## Exercise directions:
The answer should consist of each line from the data below that includes "Roaming".

Items from an interface collection
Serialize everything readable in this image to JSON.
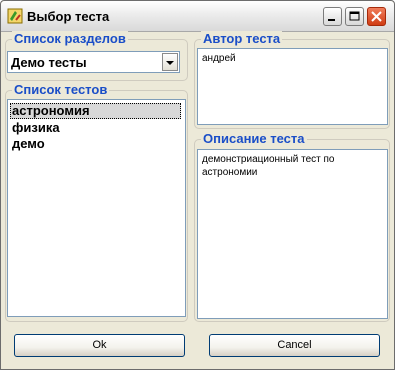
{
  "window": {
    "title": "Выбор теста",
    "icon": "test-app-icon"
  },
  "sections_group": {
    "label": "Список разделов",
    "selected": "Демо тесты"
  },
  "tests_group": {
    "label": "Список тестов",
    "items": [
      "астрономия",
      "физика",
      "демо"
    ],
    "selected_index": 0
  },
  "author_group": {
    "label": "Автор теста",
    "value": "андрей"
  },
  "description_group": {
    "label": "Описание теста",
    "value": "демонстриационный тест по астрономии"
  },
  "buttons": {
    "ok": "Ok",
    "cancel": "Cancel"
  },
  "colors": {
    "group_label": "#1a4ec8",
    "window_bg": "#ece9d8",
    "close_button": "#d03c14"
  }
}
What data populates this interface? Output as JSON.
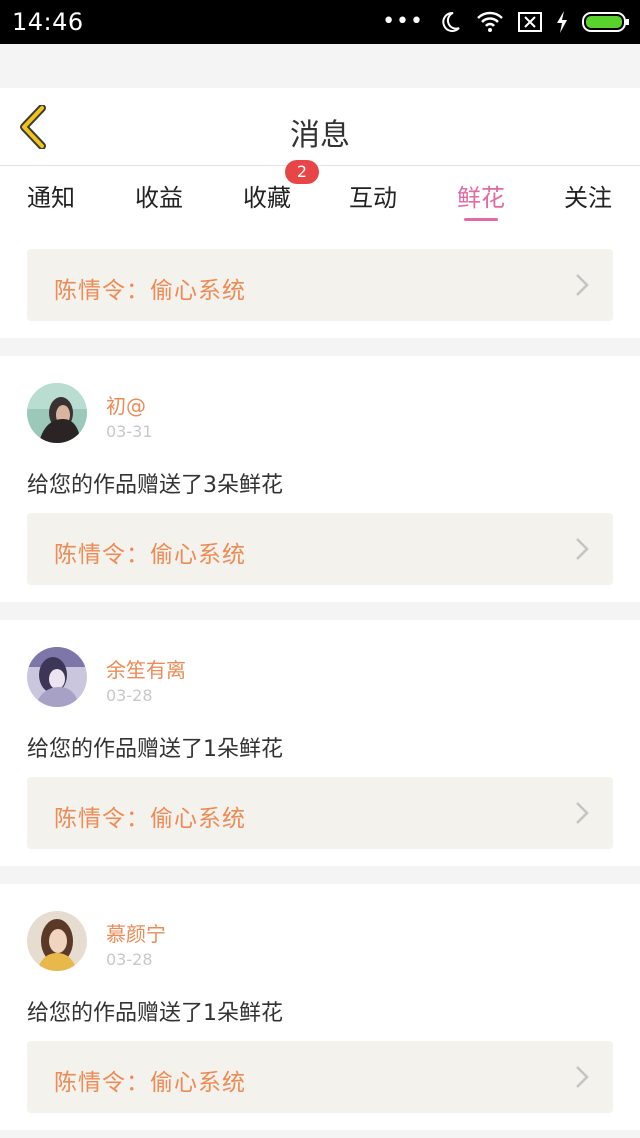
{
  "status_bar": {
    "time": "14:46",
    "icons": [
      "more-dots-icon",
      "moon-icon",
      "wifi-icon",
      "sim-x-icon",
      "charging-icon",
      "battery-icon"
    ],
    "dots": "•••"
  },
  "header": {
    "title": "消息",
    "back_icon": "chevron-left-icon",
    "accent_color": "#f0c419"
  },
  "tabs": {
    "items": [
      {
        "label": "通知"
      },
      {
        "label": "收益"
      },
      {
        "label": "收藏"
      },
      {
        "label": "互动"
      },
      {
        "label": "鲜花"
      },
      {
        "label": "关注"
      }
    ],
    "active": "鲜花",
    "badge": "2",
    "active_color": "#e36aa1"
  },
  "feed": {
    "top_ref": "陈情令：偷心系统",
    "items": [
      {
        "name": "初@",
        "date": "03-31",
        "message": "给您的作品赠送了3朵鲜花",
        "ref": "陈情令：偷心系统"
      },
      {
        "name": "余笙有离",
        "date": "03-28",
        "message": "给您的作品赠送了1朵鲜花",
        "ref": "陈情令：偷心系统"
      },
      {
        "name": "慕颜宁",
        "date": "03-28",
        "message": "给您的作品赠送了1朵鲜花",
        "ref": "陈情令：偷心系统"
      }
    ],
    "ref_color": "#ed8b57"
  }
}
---
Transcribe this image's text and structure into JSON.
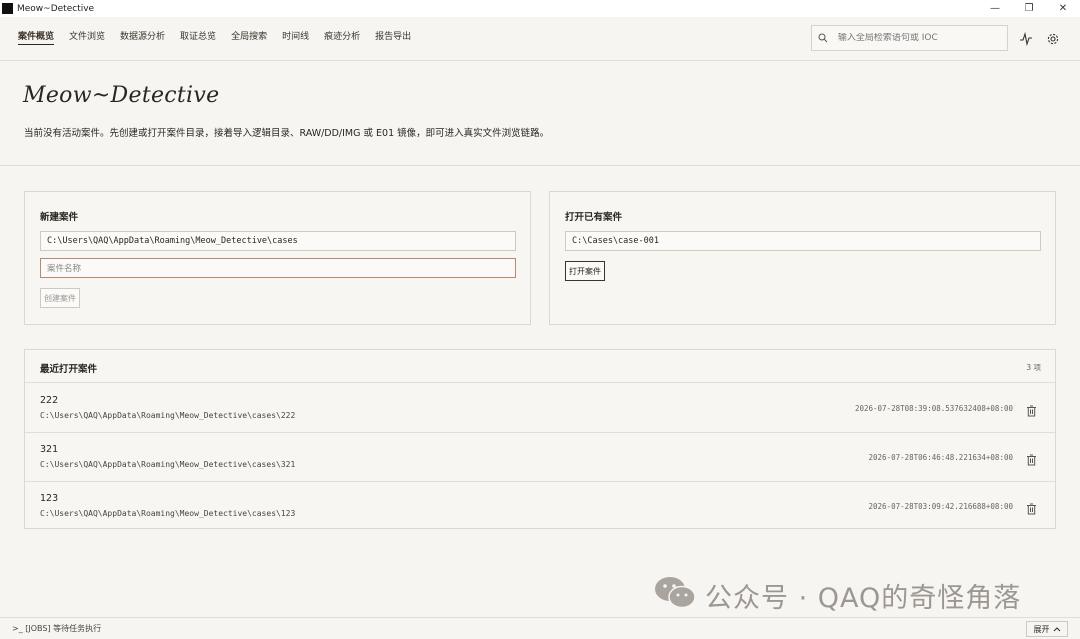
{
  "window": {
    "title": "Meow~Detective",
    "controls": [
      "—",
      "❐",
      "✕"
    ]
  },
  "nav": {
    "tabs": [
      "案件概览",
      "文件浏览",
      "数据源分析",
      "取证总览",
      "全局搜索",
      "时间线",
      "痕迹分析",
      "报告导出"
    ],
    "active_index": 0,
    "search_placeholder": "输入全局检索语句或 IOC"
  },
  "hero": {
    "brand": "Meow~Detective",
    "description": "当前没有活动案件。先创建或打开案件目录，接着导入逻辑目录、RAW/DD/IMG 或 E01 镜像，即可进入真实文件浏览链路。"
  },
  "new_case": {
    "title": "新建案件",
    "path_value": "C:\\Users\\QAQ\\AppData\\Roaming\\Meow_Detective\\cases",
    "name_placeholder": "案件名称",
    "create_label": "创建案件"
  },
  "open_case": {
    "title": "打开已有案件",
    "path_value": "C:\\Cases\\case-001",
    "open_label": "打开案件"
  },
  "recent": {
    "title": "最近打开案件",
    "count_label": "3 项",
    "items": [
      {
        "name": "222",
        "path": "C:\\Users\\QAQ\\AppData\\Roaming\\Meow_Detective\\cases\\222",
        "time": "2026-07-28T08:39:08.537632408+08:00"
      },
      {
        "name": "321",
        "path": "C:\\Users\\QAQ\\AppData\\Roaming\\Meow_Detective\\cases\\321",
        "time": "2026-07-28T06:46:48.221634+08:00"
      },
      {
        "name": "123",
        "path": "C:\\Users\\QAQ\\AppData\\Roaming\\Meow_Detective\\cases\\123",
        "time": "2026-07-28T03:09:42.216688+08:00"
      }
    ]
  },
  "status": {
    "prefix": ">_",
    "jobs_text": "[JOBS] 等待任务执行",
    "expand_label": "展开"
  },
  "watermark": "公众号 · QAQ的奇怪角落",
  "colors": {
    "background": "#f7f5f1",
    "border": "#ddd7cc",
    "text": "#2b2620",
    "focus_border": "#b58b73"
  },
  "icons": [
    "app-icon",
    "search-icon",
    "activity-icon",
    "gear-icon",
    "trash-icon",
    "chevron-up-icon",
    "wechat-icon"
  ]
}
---
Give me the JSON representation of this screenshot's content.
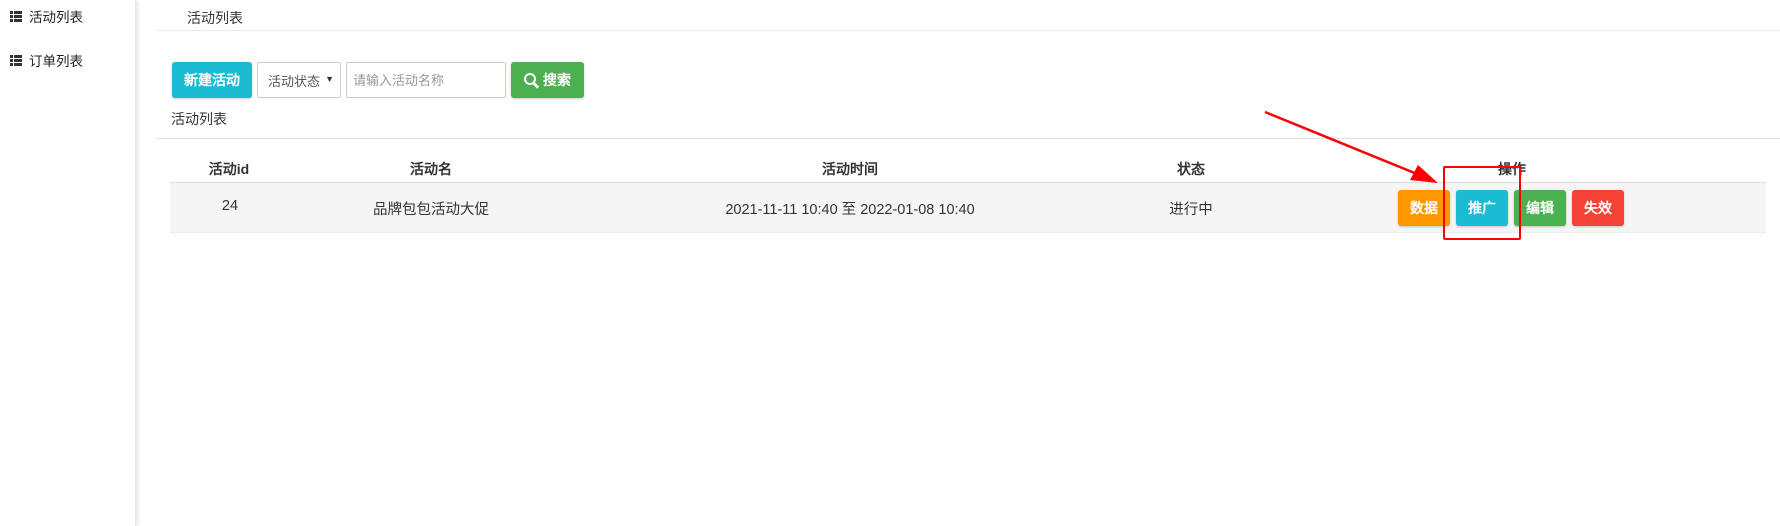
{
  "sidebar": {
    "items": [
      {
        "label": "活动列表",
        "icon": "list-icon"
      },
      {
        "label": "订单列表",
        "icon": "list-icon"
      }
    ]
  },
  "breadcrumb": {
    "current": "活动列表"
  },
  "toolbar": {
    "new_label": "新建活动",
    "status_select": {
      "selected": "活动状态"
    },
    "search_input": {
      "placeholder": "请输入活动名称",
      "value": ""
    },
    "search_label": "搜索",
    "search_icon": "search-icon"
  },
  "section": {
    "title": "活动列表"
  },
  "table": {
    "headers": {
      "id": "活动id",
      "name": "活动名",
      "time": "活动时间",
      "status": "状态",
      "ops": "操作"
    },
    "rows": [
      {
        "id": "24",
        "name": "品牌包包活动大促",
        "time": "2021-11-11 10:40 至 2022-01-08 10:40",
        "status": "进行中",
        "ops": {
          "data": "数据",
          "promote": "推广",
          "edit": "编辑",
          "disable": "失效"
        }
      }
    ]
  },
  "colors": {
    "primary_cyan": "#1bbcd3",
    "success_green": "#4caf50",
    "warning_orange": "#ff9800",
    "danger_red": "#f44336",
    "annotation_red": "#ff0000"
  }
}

## The completed task:
    "path_value": "C:\\Users\\QAQ\\AppData\\Roaming\\Meow_Detective\\cases",
        "path": "C:\\Users\\QAQ\\AppData\\Roaming\\Meow_Detective\\cases\\222",
        "path": "C:\\Users\\QAQ\\AppData\\Roaming\\Meow_Detective\\cases\\321",
        "path": "C:\\Users\\QAQ\\AppData\\Roaming\\Meow_Detective\\cases\\123",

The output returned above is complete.